[Start of section]

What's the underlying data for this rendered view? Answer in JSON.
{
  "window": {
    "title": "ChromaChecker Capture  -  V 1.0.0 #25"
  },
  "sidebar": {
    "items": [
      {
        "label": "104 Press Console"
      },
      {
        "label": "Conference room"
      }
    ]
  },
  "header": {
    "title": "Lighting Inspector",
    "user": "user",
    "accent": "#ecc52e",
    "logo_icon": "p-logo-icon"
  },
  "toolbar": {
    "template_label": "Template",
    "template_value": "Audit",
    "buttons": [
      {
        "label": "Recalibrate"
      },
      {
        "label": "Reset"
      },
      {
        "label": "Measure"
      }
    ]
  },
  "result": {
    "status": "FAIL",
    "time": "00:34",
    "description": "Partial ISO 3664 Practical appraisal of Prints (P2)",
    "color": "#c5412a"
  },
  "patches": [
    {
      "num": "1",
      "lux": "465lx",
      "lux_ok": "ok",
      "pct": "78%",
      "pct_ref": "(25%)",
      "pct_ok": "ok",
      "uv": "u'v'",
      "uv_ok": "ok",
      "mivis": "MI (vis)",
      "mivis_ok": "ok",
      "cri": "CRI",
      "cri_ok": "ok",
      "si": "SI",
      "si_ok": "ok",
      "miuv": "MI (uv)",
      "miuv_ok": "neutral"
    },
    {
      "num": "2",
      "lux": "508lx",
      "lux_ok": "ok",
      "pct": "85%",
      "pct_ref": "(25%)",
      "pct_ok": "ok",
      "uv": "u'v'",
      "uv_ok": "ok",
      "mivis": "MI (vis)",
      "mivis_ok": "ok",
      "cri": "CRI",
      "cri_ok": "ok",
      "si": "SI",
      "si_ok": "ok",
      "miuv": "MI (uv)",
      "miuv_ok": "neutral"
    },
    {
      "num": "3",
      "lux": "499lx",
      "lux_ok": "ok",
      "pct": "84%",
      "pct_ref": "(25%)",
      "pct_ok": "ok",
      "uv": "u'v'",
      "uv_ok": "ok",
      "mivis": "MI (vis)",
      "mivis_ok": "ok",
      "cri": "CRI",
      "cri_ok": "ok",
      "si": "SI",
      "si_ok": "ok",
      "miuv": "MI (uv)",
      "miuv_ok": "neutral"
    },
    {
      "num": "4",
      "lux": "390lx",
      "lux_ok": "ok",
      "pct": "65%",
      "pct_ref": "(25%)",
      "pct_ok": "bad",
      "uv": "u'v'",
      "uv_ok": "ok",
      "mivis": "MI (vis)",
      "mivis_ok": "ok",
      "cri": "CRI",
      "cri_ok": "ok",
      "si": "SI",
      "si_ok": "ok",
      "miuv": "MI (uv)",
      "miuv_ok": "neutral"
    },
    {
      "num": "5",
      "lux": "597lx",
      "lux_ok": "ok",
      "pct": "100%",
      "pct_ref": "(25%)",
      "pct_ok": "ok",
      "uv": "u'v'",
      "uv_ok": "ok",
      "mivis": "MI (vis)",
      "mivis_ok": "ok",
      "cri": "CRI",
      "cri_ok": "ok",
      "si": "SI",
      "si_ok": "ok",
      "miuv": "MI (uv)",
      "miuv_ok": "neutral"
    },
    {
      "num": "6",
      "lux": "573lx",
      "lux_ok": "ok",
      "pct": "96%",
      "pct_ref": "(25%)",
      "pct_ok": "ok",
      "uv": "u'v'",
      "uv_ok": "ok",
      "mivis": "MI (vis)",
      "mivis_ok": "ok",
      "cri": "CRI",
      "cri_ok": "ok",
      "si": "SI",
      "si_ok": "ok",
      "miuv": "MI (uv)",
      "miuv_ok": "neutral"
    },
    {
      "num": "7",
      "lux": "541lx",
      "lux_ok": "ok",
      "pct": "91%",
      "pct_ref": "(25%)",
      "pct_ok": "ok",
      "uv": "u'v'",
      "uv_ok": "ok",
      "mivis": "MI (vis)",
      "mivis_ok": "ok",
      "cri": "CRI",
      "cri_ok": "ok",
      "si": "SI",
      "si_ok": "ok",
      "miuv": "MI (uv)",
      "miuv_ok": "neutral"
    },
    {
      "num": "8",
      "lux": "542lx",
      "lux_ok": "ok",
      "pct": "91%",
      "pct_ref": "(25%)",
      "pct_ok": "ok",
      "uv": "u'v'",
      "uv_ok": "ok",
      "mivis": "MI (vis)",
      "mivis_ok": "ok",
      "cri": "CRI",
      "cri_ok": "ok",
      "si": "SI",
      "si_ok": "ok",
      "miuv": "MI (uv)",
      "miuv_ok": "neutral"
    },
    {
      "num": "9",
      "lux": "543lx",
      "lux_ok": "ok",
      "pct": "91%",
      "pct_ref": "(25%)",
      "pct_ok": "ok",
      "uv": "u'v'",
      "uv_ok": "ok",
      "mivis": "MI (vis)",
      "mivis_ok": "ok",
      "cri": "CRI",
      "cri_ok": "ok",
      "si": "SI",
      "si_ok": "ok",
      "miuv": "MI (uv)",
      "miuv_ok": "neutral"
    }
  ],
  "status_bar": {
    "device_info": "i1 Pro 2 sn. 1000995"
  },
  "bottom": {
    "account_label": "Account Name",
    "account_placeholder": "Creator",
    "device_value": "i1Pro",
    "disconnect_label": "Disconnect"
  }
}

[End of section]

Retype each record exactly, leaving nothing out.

OUTPUT OF THE TASK:
What's the underlying data for this rendered view? Answer in JSON.
{
  "window": {
    "title": "ChromaChecker Capture  -  V 1.0.0 #25"
  },
  "sidebar": {
    "items": [
      {
        "label": "104 Press Console"
      },
      {
        "label": "Conference room"
      }
    ]
  },
  "header": {
    "title": "Lighting Inspector",
    "user": "user",
    "accent": "#ecc52e",
    "logo_icon": "p-logo-icon"
  },
  "toolbar": {
    "template_label": "Template",
    "template_value": "Audit",
    "buttons": [
      {
        "label": "Recalibrate"
      },
      {
        "label": "Reset"
      },
      {
        "label": "Measure"
      }
    ]
  },
  "result": {
    "status": "FAIL",
    "time": "00:34",
    "description": "Partial ISO 3664 Practical appraisal of Prints (P2)",
    "color": "#c5412a"
  },
  "patches": [
    {
      "num": "1",
      "lux": "465lx",
      "lux_ok": "ok",
      "pct": "78%",
      "pct_ref": "(25%)",
      "pct_ok": "ok",
      "uv": "u'v'",
      "uv_ok": "ok",
      "mivis": "MI (vis)",
      "mivis_ok": "ok",
      "cri": "CRI",
      "cri_ok": "ok",
      "si": "SI",
      "si_ok": "ok",
      "miuv": "MI (uv)",
      "miuv_ok": "neutral"
    },
    {
      "num": "2",
      "lux": "508lx",
      "lux_ok": "ok",
      "pct": "85%",
      "pct_ref": "(25%)",
      "pct_ok": "ok",
      "uv": "u'v'",
      "uv_ok": "ok",
      "mivis": "MI (vis)",
      "mivis_ok": "ok",
      "cri": "CRI",
      "cri_ok": "ok",
      "si": "SI",
      "si_ok": "ok",
      "miuv": "MI (uv)",
      "miuv_ok": "neutral"
    },
    {
      "num": "3",
      "lux": "499lx",
      "lux_ok": "ok",
      "pct": "84%",
      "pct_ref": "(25%)",
      "pct_ok": "ok",
      "uv": "u'v'",
      "uv_ok": "ok",
      "mivis": "MI (vis)",
      "mivis_ok": "ok",
      "cri": "CRI",
      "cri_ok": "ok",
      "si": "SI",
      "si_ok": "ok",
      "miuv": "MI (uv)",
      "miuv_ok": "neutral"
    },
    {
      "num": "4",
      "lux": "390lx",
      "lux_ok": "ok",
      "pct": "65%",
      "pct_ref": "(25%)",
      "pct_ok": "bad",
      "uv": "u'v'",
      "uv_ok": "ok",
      "mivis": "MI (vis)",
      "mivis_ok": "ok",
      "cri": "CRI",
      "cri_ok": "ok",
      "si": "SI",
      "si_ok": "ok",
      "miuv": "MI (uv)",
      "miuv_ok": "neutral"
    },
    {
      "num": "5",
      "lux": "597lx",
      "lux_ok": "ok",
      "pct": "100%",
      "pct_ref": "(25%)",
      "pct_ok": "ok",
      "uv": "u'v'",
      "uv_ok": "ok",
      "mivis": "MI (vis)",
      "mivis_ok": "ok",
      "cri": "CRI",
      "cri_ok": "ok",
      "si": "SI",
      "si_ok": "ok",
      "miuv": "MI (uv)",
      "miuv_ok": "neutral"
    },
    {
      "num": "6",
      "lux": "573lx",
      "lux_ok": "ok",
      "pct": "96%",
      "pct_ref": "(25%)",
      "pct_ok": "ok",
      "uv": "u'v'",
      "uv_ok": "ok",
      "mivis": "MI (vis)",
      "mivis_ok": "ok",
      "cri": "CRI",
      "cri_ok": "ok",
      "si": "SI",
      "si_ok": "ok",
      "miuv": "MI (uv)",
      "miuv_ok": "neutral"
    },
    {
      "num": "7",
      "lux": "541lx",
      "lux_ok": "ok",
      "pct": "91%",
      "pct_ref": "(25%)",
      "pct_ok": "ok",
      "uv": "u'v'",
      "uv_ok": "ok",
      "mivis": "MI (vis)",
      "mivis_ok": "ok",
      "cri": "CRI",
      "cri_ok": "ok",
      "si": "SI",
      "si_ok": "ok",
      "miuv": "MI (uv)",
      "miuv_ok": "neutral"
    },
    {
      "num": "8",
      "lux": "542lx",
      "lux_ok": "ok",
      "pct": "91%",
      "pct_ref": "(25%)",
      "pct_ok": "ok",
      "uv": "u'v'",
      "uv_ok": "ok",
      "mivis": "MI (vis)",
      "mivis_ok": "ok",
      "cri": "CRI",
      "cri_ok": "ok",
      "si": "SI",
      "si_ok": "ok",
      "miuv": "MI (uv)",
      "miuv_ok": "neutral"
    },
    {
      "num": "9",
      "lux": "543lx",
      "lux_ok": "ok",
      "pct": "91%",
      "pct_ref": "(25%)",
      "pct_ok": "ok",
      "uv": "u'v'",
      "uv_ok": "ok",
      "mivis": "MI (vis)",
      "mivis_ok": "ok",
      "cri": "CRI",
      "cri_ok": "ok",
      "si": "SI",
      "si_ok": "ok",
      "miuv": "MI (uv)",
      "miuv_ok": "neutral"
    }
  ],
  "status_bar": {
    "device_info": "i1 Pro 2 sn. 1000995"
  },
  "bottom": {
    "account_label": "Account Name",
    "account_placeholder": "Creator",
    "device_value": "i1Pro",
    "disconnect_label": "Disconnect"
  }
}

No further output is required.